YNU takes all reasonable educational measures necessary to ensure that students with disabilities can receive satisfactory education according to the nature of their disabilities. In so doing, one aim of study guidance for students with disabilities is to ensure a university in which all students can learn together, respecting each other’s characters and personalities, without segregation on the basis of disability. Another aim is to support students with disabilities in maintaining their independence and participating socially. Furthermore, the university takes steps to improve and extend educational content and methods, taking care that students with disabilities receive their education alongside students without disabilities whenever possible so that students with disabilities can receive satisfactory education given their own personal attributes, according to their age and abilities. In such cases, the university provides adequate information to students with disabilities and their parents or guardians, and respects their wishes as far as possible.

Taking courses and limits on courses registered by students (cap system)

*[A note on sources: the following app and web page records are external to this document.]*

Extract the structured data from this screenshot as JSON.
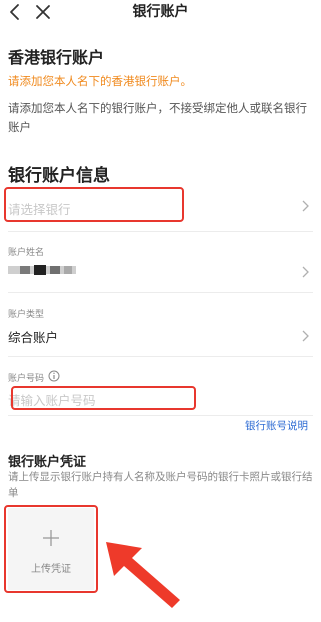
{
  "header": {
    "title": "银行账户"
  },
  "hk_section": {
    "title": "香港银行账户",
    "notice": "请添加您本人名下的香港银行账户。",
    "description": "请添加您本人名下的银行账户，不接受绑定他人或联名银行账户"
  },
  "info_section": {
    "title": "银行账户信息",
    "bank_select": {
      "placeholder": "请选择银行"
    },
    "holder_name": {
      "label": "账户姓名"
    },
    "account_type": {
      "label": "账户类型",
      "value": "综合账户"
    },
    "account_number": {
      "label": "账户号码",
      "placeholder": "请输入账户号码"
    },
    "help_link": "银行账号说明"
  },
  "proof_section": {
    "title": "银行账户凭证",
    "description": "请上传显示银行账户持有人名称及账户号码的银行卡照片或银行结单",
    "upload_label": "上传凭证"
  },
  "colors": {
    "highlight": "#e8372e",
    "notice": "#f08a1e",
    "link": "#2d6bd3"
  },
  "icons": [
    "back-icon",
    "close-icon",
    "chevron-right-icon",
    "info-icon",
    "plus-icon",
    "arrow-icon"
  ]
}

Students register the courses they intend to take at the beginning of each academic session (each semester or Terms 1 and 4) as stipulated by the relevant college/ department/ bachelor’s degree program. To ensure that students take courses properly throughout each year from the first to the fourth, and that they have adequate time to study, limits are set on the number of credits students can register to take in each academic session (semester or term). The limits on the total number of credits that students can register to take for college-level education courses and liberal education courses are set as appropriate by the relevant college/department/bachelor’s degree program. To ensure that the academic credit system is genuinely effective in such cases, the limits set on the number of credits students can register to take is strict, and students who earn the prescribed number of credits with outstanding results may be allowed to register to take additional credits exceeding the limits. For liberal education courses, the limit on the number of credits students can register to take is 12 per session, and for global study courses it is possible to take up to 4 extra credits in addition to the 12 credits per session. However, intensive lectures (excluding health and sports science courses) offered during the summer vacation (Term 3) and the spring vacation (Term 6) are not subject to this limit on the number of credits.

(Educational Affairs Division)